Why do I feel tiredness and weakness during the day?
Q: I am 44 years old. I work from 9 AM to 6 PM for 5 days a week. I drive for 50 km everyday. Since the last 3-4 years, I feel tired in the evening and sometimes during the day also. I have 2 children of ages 3 & 1.5 years. My children expect me to play with them when I reach home. But I get irritated due to being tired. I have started taking Rivatel on my own and some other multivitamin as per the prescription of a physician. But I discontinued them after a few days as my stomach got upset. My blood pressure normal (80/125) but sometimes it shoots to 92/135. I weigh 98 kg and I am 175 cm tall. My food intake is less. I take 2 chappatis & some rice for lunch and similarly 2 chappatis, dal & subzi for dinner. For breakfast I take an omelette or a paratha and 4-5 cups of tea everyday. I take one glass of full cream milk thrice a week. I don't drink or smoke. I have a sedentary job with a tour once a month. I don't have diabetes. My cholesterol level is slightly high around 190. My LDL & HDL are borderline. My haemoglobin is 12. Please advise.
A:From the information you have provided there are a few things that need looking into: 1. Your weight problem 2. Your low haemoglobin count, which could be an indicator of anaemia 3. You high blood cholesterol 4. Your tendency toward high blood pressure.

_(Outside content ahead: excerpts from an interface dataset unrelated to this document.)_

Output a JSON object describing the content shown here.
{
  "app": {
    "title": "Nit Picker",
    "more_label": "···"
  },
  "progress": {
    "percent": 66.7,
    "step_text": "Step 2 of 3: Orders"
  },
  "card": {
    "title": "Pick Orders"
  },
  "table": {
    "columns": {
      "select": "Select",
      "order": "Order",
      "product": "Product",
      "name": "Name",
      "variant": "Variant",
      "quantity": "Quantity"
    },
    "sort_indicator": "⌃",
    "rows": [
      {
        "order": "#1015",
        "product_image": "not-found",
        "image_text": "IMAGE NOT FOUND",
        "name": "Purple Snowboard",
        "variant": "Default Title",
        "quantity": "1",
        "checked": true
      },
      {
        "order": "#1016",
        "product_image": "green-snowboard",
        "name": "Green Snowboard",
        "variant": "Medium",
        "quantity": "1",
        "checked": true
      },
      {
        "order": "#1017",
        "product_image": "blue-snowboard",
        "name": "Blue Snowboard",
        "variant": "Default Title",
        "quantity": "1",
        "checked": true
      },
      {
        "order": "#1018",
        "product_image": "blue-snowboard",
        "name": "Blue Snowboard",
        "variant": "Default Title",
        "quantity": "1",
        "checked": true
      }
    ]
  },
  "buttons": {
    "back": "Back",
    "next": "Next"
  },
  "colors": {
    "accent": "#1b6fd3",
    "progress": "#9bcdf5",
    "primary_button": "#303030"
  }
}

All these can be tackled together in a very simple manner by consuming a balanced eating pattern and introducing some mild form of exercise in the day. A nutritious diet is one that provides a variety of foods in adequate quantities and combinations to supply essential nutrients on a daily basis. Foods such as rice, wheat, jowar, bajra, ragi etc supply energy or calories, protein, and invisible fats. These foods also contribute iron, thiamine, riboflavin, folic acid and fibre. The pulses and legumes (e.g. beans, Soya beans, peas, Rajmah, Bengal grams etc.) provide energy, protein, invisible fat, Vitamin B1, vitamin B2, folic acid, calcium, iron and fibre. Milk, curd, skimmed milk, cheese, almonds, groundnuts, chicken, meat, liver, egg, fish and other flesh foods supply mainly protein, fat, calcium and vitamin B2. You must replace the glass of full cream milk that you are having with a glass of skimmed milk. Green leafy vegetables, yellow or orange fruits and vegetables such as papaya, mango, carrots, tomato, pumpkin, stems, leaves and flowers of plants, ladies finger, brinjals, bitter gourds and other gourds, cabbage, cauliflower, drumsticks, fruits such as amla, lemons, orange are rich in minerals and vitamins, especially vitamin C and calcium, iron and folic acid. They also contribute half of vitamin A requirement. Other major nutrients are invisible fat, vitamin B2 and fibre. Oils should be used sparingly in the diet to add taste and flavour to the food. To increase your haemoglobin introduce iron rich foods into your diet such as egg, meat, liver. These are however high in fat and will not help you cholesterol problem. So chose more low fat option like enriched breakfast cereals, cooked beans and lentils. Eat more food containing Vitamin C. Vitamin C enhances the absorption of iron into your body. This is very helpful if you are a vegetarian. Vegetarians consume less iron because they obtain it from plant sources. Some plants contain chemicals that bind the iron rendering it more easily absorbed. You can also counteract this being eating foods high in Vitamin C making iron more easily absorbed into the Blood. Foods such as beans, whole grains, spinach, and dried fruits have a significant amount of iron. Please however check with your doctor about the cause of your low haemoglobin first. It can be a symptom of some other condition not just anaemia. So please confirm the condition of anaemia before you embark on the iron rich diet. Diets containing foodstuffs drawn from each of these foods supply all essential nutrients in adequate amounts and will keep you in a good state of health. Vitamin and mineral supplements are no substitutes for good eating habits. You will meet all your nutritional requirements by following a balance diet. Do not take multivitamins without the advice of a physician. Regular exercise can help protect you from heart disease and stroke, high blood pressure, non insulin-dependent diabetes, obesity, back pain, osteoporosis, and can improve your mood and help you to better manage stress. For the greatest overall health benefits, do 20 to 30 minutes of aerobic activity three or more times a week and some type of muscle strengthening activity and stretching at least twice a week. However, if you are unable to do this level of activity, you can gain substantial health benefits by accumulating 30 minutes or more of moderate-intensity physical activity a day, like walking at least five times a week. If you have been inactive for a while, you may want to start with less strenuous activities such as walking or swimming at a comfortable pace. Beginning at a slow pace will allow you to become physically fit without straining your body. Once you are in better shape, you can gradually do more strenuous activity.